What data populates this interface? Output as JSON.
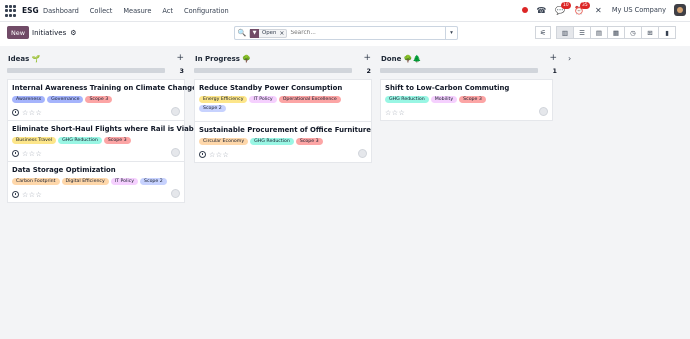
{
  "navbar": {
    "app_name": "ESG",
    "menu": [
      "Dashboard",
      "Collect",
      "Measure",
      "Act",
      "Configuration"
    ],
    "chat_badge": "10",
    "activity_badge": "35",
    "company": "My US Company"
  },
  "control": {
    "new_label": "New",
    "breadcrumb": "Initiatives",
    "facet_label": "Open",
    "search_placeholder": "Search..."
  },
  "columns": [
    {
      "title": "Ideas 🌱",
      "count": "3",
      "progress": 0,
      "cards": [
        {
          "title": "Internal Awareness Training on Climate Change",
          "tags": [
            {
              "label": "Awareness",
              "color": "#a5b4fc"
            },
            {
              "label": "Governance",
              "color": "#a5b4fc"
            },
            {
              "label": "Scope 3",
              "color": "#fca5a5"
            }
          ]
        },
        {
          "title": "Eliminate Short-Haul Flights where Rail is Viable",
          "tags": [
            {
              "label": "Business Travel",
              "color": "#fde68a"
            },
            {
              "label": "GHG Reduction",
              "color": "#99f6e4"
            },
            {
              "label": "Scope 3",
              "color": "#fca5a5"
            }
          ]
        },
        {
          "title": "Data Storage Optimization",
          "tags": [
            {
              "label": "Carbon Footprint",
              "color": "#fed7aa"
            },
            {
              "label": "Digital Efficiency",
              "color": "#fed7aa"
            },
            {
              "label": "IT Policy",
              "color": "#f5d0fe"
            },
            {
              "label": "Scope 2",
              "color": "#c7d2fe"
            }
          ]
        }
      ]
    },
    {
      "title": "In Progress 🌳",
      "count": "2",
      "progress": 0,
      "cards": [
        {
          "title": "Reduce Standby Power Consumption",
          "tags": [
            {
              "label": "Energy Efficiency",
              "color": "#fde68a"
            },
            {
              "label": "IT Policy",
              "color": "#f5d0fe"
            },
            {
              "label": "Operational Excellence",
              "color": "#fca5a5"
            },
            {
              "label": "Scope 2",
              "color": "#c7d2fe"
            }
          ]
        },
        {
          "title": "Sustainable Procurement of Office Furniture",
          "tags": [
            {
              "label": "Circular Economy",
              "color": "#fed7aa"
            },
            {
              "label": "GHG Reduction",
              "color": "#99f6e4"
            },
            {
              "label": "Scope 3",
              "color": "#fca5a5"
            }
          ]
        }
      ]
    },
    {
      "title": "Done 🌳🌲",
      "count": "1",
      "progress": 0,
      "cards": [
        {
          "title": "Shift to Low-Carbon Commuting",
          "tags": [
            {
              "label": "GHG Reduction",
              "color": "#99f6e4"
            },
            {
              "label": "Mobility",
              "color": "#f5d0fe"
            },
            {
              "label": "Scope 3",
              "color": "#fca5a5"
            }
          ]
        }
      ]
    }
  ],
  "colors": {
    "brand": "#714b67",
    "badge": "#dc2626"
  }
}
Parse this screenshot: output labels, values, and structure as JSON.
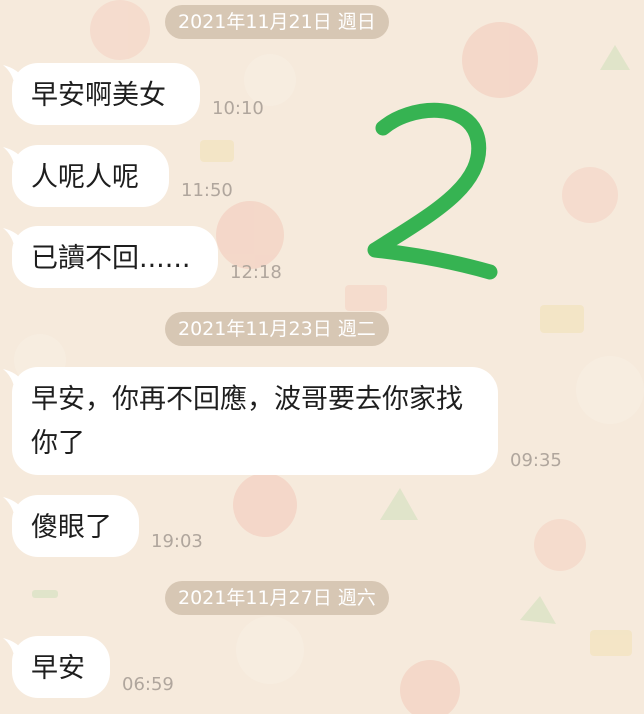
{
  "chat": {
    "date_headers": [
      {
        "label": "2021年11月21日 週日"
      },
      {
        "label": "2021年11月23日 週二"
      },
      {
        "label": "2021年11月27日 週六"
      }
    ],
    "messages": [
      {
        "text": "早安啊美女",
        "time": "10:10"
      },
      {
        "text": "人呢人呢",
        "time": "11:50"
      },
      {
        "text": "已讀不回......",
        "time": "12:18"
      },
      {
        "text": "早安，你再不回應，波哥要去你家找你了",
        "time": "09:35"
      },
      {
        "text": "傻眼了",
        "time": "19:03"
      },
      {
        "text": "早安",
        "time": "06:59"
      }
    ]
  },
  "annotation": {
    "handwritten_digit": "2",
    "color": "#2bb04a"
  },
  "colors": {
    "background": "#f6eadc",
    "bubble": "#ffffff",
    "date_pill": "#d0beaa",
    "timestamp": "#b0a69d"
  }
}
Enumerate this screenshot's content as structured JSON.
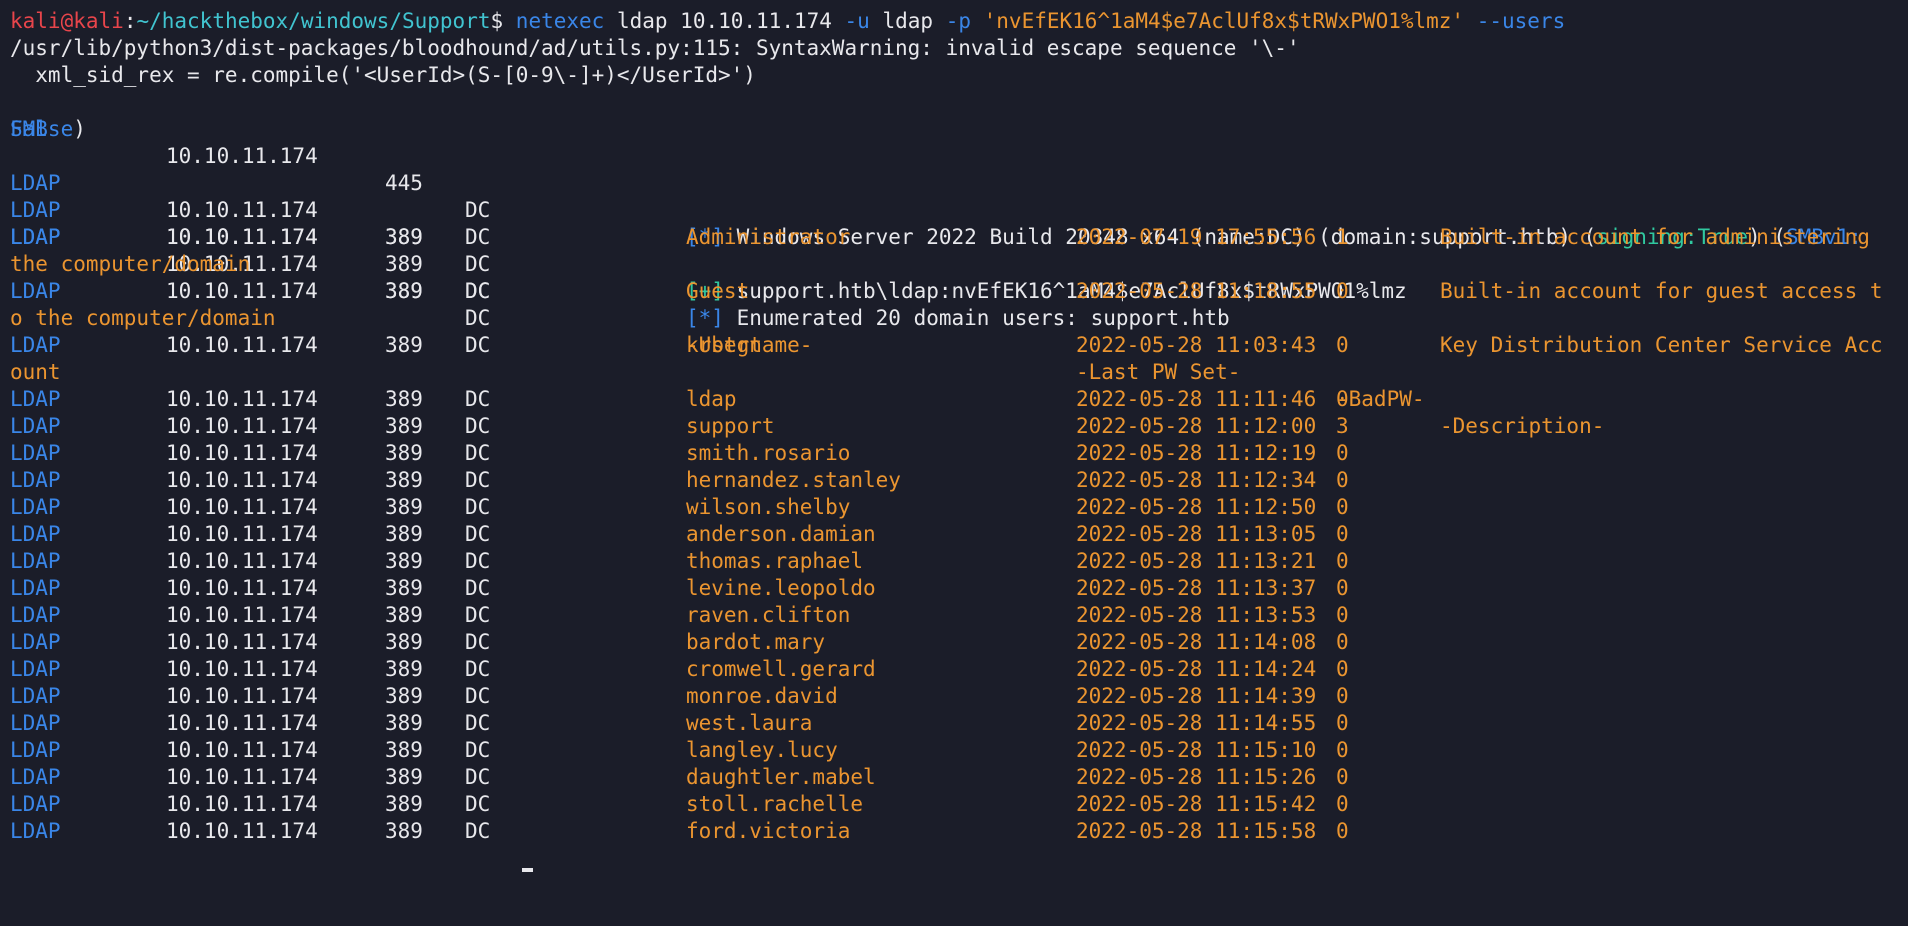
{
  "prompt": {
    "user": "kali",
    "at": "@",
    "host": "kali",
    "colon": ":",
    "path": "~/hackthebox/windows/Support",
    "dollar": "$",
    "cmd_name": "netexec",
    "cmd_args1": " ldap 10.10.11.174 ",
    "flag_u": "-u",
    "user_arg": " ldap ",
    "flag_p": "-p",
    "space": " ",
    "password_arg": "'nvEfEK16^1aM4$e7AclUf8x$tRWxPWO1%lmz'",
    "flag_users": " --users"
  },
  "warning": {
    "line1": "/usr/lib/python3/dist-packages/bloodhound/ad/utils.py:115: SyntaxWarning: invalid escape sequence '\\-'",
    "line2": "  xml_sid_rex = re.compile('<UserId>(S-[0-9\\-]+)</UserId>')"
  },
  "smb": {
    "proto": "SMB",
    "ip": "10.10.11.174",
    "port": "445",
    "name": "DC",
    "marker": "[*]",
    "info": " Windows Server 2022 Build 20348 x64 (name:DC) (domain:support.htb) (",
    "signing": "signing:True",
    "mid": ") (",
    "smbv1_label": "SMBv1:",
    "smbv1_value": "False",
    "close": ")"
  },
  "ldap_auth": {
    "proto": "LDAP",
    "ip": "10.10.11.174",
    "port": "389",
    "name": "DC",
    "marker": "[+]",
    "text": " support.htb\\ldap:nvEfEK16^1aM4$e7AclUf8x$tRWxPWO1%lmz"
  },
  "ldap_enum": {
    "proto": "LDAP",
    "ip": "10.10.11.174",
    "port": "389",
    "name": "DC",
    "marker": "[*]",
    "text": " Enumerated 20 domain users: support.htb"
  },
  "headers": {
    "proto": "LDAP",
    "ip": "10.10.11.174",
    "port": "389",
    "name": "DC",
    "username": "-Username-",
    "last_pw": "-Last PW Set-",
    "badpw": "-BadPW-",
    "description": "-Description-"
  },
  "wrapped_users": [
    {
      "proto": "LDAP",
      "ip": "10.10.11.174",
      "port": "389",
      "name": "DC",
      "username": "Administrator",
      "last_pw": "2022-07-19 17:55:56",
      "badpw": "1",
      "desc": "Built-in account for administering",
      "desc_wrap": "the computer/domain"
    },
    {
      "proto": "LDAP",
      "ip": "10.10.11.174",
      "port": "389",
      "name": "DC",
      "username": "Guest",
      "last_pw": "2022-05-28 11:18:55",
      "badpw": "0",
      "desc": "Built-in account for guest access t",
      "desc_wrap": "o the computer/domain"
    },
    {
      "proto": "LDAP",
      "ip": "10.10.11.174",
      "port": "389",
      "name": "DC",
      "username": "krbtgt",
      "last_pw": "2022-05-28 11:03:43",
      "badpw": "0",
      "desc": "Key Distribution Center Service Acc",
      "desc_wrap": "ount"
    }
  ],
  "users": [
    {
      "proto": "LDAP",
      "ip": "10.10.11.174",
      "port": "389",
      "name": "DC",
      "username": "ldap",
      "last_pw": "2022-05-28 11:11:46",
      "badpw": "0"
    },
    {
      "proto": "LDAP",
      "ip": "10.10.11.174",
      "port": "389",
      "name": "DC",
      "username": "support",
      "last_pw": "2022-05-28 11:12:00",
      "badpw": "3"
    },
    {
      "proto": "LDAP",
      "ip": "10.10.11.174",
      "port": "389",
      "name": "DC",
      "username": "smith.rosario",
      "last_pw": "2022-05-28 11:12:19",
      "badpw": "0"
    },
    {
      "proto": "LDAP",
      "ip": "10.10.11.174",
      "port": "389",
      "name": "DC",
      "username": "hernandez.stanley",
      "last_pw": "2022-05-28 11:12:34",
      "badpw": "0"
    },
    {
      "proto": "LDAP",
      "ip": "10.10.11.174",
      "port": "389",
      "name": "DC",
      "username": "wilson.shelby",
      "last_pw": "2022-05-28 11:12:50",
      "badpw": "0"
    },
    {
      "proto": "LDAP",
      "ip": "10.10.11.174",
      "port": "389",
      "name": "DC",
      "username": "anderson.damian",
      "last_pw": "2022-05-28 11:13:05",
      "badpw": "0"
    },
    {
      "proto": "LDAP",
      "ip": "10.10.11.174",
      "port": "389",
      "name": "DC",
      "username": "thomas.raphael",
      "last_pw": "2022-05-28 11:13:21",
      "badpw": "0"
    },
    {
      "proto": "LDAP",
      "ip": "10.10.11.174",
      "port": "389",
      "name": "DC",
      "username": "levine.leopoldo",
      "last_pw": "2022-05-28 11:13:37",
      "badpw": "0"
    },
    {
      "proto": "LDAP",
      "ip": "10.10.11.174",
      "port": "389",
      "name": "DC",
      "username": "raven.clifton",
      "last_pw": "2022-05-28 11:13:53",
      "badpw": "0"
    },
    {
      "proto": "LDAP",
      "ip": "10.10.11.174",
      "port": "389",
      "name": "DC",
      "username": "bardot.mary",
      "last_pw": "2022-05-28 11:14:08",
      "badpw": "0"
    },
    {
      "proto": "LDAP",
      "ip": "10.10.11.174",
      "port": "389",
      "name": "DC",
      "username": "cromwell.gerard",
      "last_pw": "2022-05-28 11:14:24",
      "badpw": "0"
    },
    {
      "proto": "LDAP",
      "ip": "10.10.11.174",
      "port": "389",
      "name": "DC",
      "username": "monroe.david",
      "last_pw": "2022-05-28 11:14:39",
      "badpw": "0"
    },
    {
      "proto": "LDAP",
      "ip": "10.10.11.174",
      "port": "389",
      "name": "DC",
      "username": "west.laura",
      "last_pw": "2022-05-28 11:14:55",
      "badpw": "0"
    },
    {
      "proto": "LDAP",
      "ip": "10.10.11.174",
      "port": "389",
      "name": "DC",
      "username": "langley.lucy",
      "last_pw": "2022-05-28 11:15:10",
      "badpw": "0"
    },
    {
      "proto": "LDAP",
      "ip": "10.10.11.174",
      "port": "389",
      "name": "DC",
      "username": "daughtler.mabel",
      "last_pw": "2022-05-28 11:15:26",
      "badpw": "0"
    },
    {
      "proto": "LDAP",
      "ip": "10.10.11.174",
      "port": "389",
      "name": "DC",
      "username": "stoll.rachelle",
      "last_pw": "2022-05-28 11:15:42",
      "badpw": "0"
    },
    {
      "proto": "LDAP",
      "ip": "10.10.11.174",
      "port": "389",
      "name": "DC",
      "username": "ford.victoria",
      "last_pw": "2022-05-28 11:15:58",
      "badpw": "0"
    }
  ],
  "colors": {
    "background": "#1b1d29",
    "proto_blue": "#3a86e8",
    "value_orange": "#eb9530",
    "prompt_red": "#e8454b",
    "path_cyan": "#41c4d0",
    "success_green": "#30c9a0"
  }
}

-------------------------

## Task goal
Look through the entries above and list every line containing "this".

## Reply
What data populates this interface? Output as JSON.
Parse this screenshot: output labels, values, and structure as JSON.
Enumerate this screenshot's content as structured JSON.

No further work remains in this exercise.